▸ **TASK OBJECTIVE**: Your output must match the data word for word, with every line included.

▸ **SUPPLIED MATERIAL**:
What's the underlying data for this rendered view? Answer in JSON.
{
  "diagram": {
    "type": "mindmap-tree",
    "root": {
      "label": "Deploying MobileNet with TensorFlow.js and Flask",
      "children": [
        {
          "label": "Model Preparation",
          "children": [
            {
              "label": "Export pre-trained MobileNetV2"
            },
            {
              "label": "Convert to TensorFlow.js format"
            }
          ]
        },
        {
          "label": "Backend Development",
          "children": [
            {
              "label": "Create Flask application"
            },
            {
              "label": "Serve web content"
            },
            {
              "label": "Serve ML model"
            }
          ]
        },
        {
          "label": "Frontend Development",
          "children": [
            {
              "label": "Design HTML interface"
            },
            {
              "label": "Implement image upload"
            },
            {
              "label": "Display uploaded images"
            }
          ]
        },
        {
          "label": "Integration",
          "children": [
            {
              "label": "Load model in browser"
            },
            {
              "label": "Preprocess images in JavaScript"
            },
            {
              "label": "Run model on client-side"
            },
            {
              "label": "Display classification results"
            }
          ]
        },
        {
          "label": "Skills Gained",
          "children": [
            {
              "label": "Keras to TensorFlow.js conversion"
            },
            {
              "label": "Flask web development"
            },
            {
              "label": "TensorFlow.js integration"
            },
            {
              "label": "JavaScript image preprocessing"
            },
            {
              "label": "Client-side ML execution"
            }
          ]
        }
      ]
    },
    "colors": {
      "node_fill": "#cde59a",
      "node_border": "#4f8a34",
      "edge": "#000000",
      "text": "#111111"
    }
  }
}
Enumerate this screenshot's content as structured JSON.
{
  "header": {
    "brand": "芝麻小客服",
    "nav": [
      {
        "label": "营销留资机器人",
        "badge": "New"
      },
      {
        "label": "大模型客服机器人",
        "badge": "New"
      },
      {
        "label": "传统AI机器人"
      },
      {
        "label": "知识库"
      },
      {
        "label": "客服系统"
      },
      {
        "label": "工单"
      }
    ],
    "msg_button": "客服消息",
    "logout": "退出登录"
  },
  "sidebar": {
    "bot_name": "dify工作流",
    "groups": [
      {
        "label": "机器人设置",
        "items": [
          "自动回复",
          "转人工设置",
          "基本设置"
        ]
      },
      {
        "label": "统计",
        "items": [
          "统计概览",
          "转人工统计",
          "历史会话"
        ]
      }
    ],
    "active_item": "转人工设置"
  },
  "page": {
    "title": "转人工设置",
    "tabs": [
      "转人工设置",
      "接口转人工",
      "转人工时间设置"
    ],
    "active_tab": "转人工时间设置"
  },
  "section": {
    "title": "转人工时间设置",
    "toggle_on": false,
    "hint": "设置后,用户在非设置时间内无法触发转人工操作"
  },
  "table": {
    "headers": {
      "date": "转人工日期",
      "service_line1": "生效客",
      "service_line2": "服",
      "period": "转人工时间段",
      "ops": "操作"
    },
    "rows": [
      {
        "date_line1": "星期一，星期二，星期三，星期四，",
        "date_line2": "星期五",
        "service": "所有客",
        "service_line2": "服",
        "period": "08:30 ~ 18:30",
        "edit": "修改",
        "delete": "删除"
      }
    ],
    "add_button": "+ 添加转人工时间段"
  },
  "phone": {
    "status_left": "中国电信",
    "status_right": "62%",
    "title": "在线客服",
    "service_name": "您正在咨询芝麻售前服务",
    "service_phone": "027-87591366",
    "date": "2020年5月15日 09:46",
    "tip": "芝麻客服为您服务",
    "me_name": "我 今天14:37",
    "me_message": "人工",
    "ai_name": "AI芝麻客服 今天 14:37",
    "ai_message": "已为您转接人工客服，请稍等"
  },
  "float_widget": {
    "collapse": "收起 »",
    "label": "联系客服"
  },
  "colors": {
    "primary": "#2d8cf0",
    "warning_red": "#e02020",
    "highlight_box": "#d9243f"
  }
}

▸ **SOLVED EXERCISE**:
What's the underlying data for this rendered view? Answer in JSON.
{
  "diagram": {
    "type": "mindmap-tree",
    "root": {
      "label": "Deploying MobileNet with TensorFlow.js and Flask",
      "children": [
        {
          "label": "Model Preparation",
          "children": [
            {
              "label": "Export pre-trained MobileNetV2"
            },
            {
              "label": "Convert to TensorFlow.js format"
            }
          ]
        },
        {
          "label": "Backend Development",
          "children": [
            {
              "label": "Create Flask application"
            },
            {
              "label": "Serve web content"
            },
            {
              "label": "Serve ML model"
            }
          ]
        },
        {
          "label": "Frontend Development",
          "children": [
            {
              "label": "Design HTML interface"
            },
            {
              "label": "Implement image upload"
            },
            {
              "label": "Display uploaded images"
            }
          ]
        },
        {
          "label": "Integration",
          "children": [
            {
              "label": "Load model in browser"
            },
            {
              "label": "Preprocess images in JavaScript"
            },
            {
              "label": "Run model on client-side"
            },
            {
              "label": "Display classification results"
            }
          ]
        },
        {
          "label": "Skills Gained",
          "children": [
            {
              "label": "Keras to TensorFlow.js conversion"
            },
            {
              "label": "Flask web development"
            },
            {
              "label": "TensorFlow.js integration"
            },
            {
              "label": "JavaScript image preprocessing"
            },
            {
              "label": "Client-side ML execution"
            }
          ]
        }
      ]
    },
    "colors": {
      "node_fill": "#cde59a",
      "node_border": "#4f8a34",
      "edge": "#000000",
      "text": "#111111"
    }
  }
}
Enumerate this screenshot's content as structured JSON.
{
  "header": {
    "brand": "芝麻小客服",
    "nav": [
      {
        "label": "营销留资机器人",
        "badge": "New"
      },
      {
        "label": "大模型客服机器人",
        "badge": "New"
      },
      {
        "label": "传统AI机器人"
      },
      {
        "label": "知识库"
      },
      {
        "label": "客服系统"
      },
      {
        "label": "工单"
      }
    ],
    "msg_button": "客服消息",
    "logout": "退出登录"
  },
  "sidebar": {
    "bot_name": "dify工作流",
    "groups": [
      {
        "label": "机器人设置",
        "items": [
          "自动回复",
          "转人工设置",
          "基本设置"
        ]
      },
      {
        "label": "统计",
        "items": [
          "统计概览",
          "转人工统计",
          "历史会话"
        ]
      }
    ],
    "active_item": "转人工设置"
  },
  "page": {
    "title": "转人工设置",
    "tabs": [
      "转人工设置",
      "接口转人工",
      "转人工时间设置"
    ],
    "active_tab": "转人工时间设置"
  },
  "section": {
    "title": "转人工时间设置",
    "toggle_on": false,
    "hint": "设置后,用户在非设置时间内无法触发转人工操作"
  },
  "table": {
    "headers": {
      "date": "转人工日期",
      "service_line1": "生效客",
      "service_line2": "服",
      "period": "转人工时间段",
      "ops": "操作"
    },
    "rows": [
      {
        "date_line1": "星期一，星期二，星期三，星期四，",
        "date_line2": "星期五",
        "service": "所有客",
        "service_line2": "服",
        "period": "08:30 ~ 18:30",
        "edit": "修改",
        "delete": "删除"
      }
    ],
    "add_button": "+ 添加转人工时间段"
  },
  "phone": {
    "status_left": "中国电信",
    "status_right": "62%",
    "title": "在线客服",
    "service_name": "您正在咨询芝麻售前服务",
    "service_phone": "027-87591366",
    "date": "2020年5月15日 09:46",
    "tip": "芝麻客服为您服务",
    "me_name": "我 今天14:37",
    "me_message": "人工",
    "ai_name": "AI芝麻客服 今天 14:37",
    "ai_message": "已为您转接人工客服，请稍等"
  },
  "float_widget": {
    "collapse": "收起 »",
    "label": "联系客服"
  },
  "colors": {
    "primary": "#2d8cf0",
    "warning_red": "#e02020",
    "highlight_box": "#d9243f"
  }
}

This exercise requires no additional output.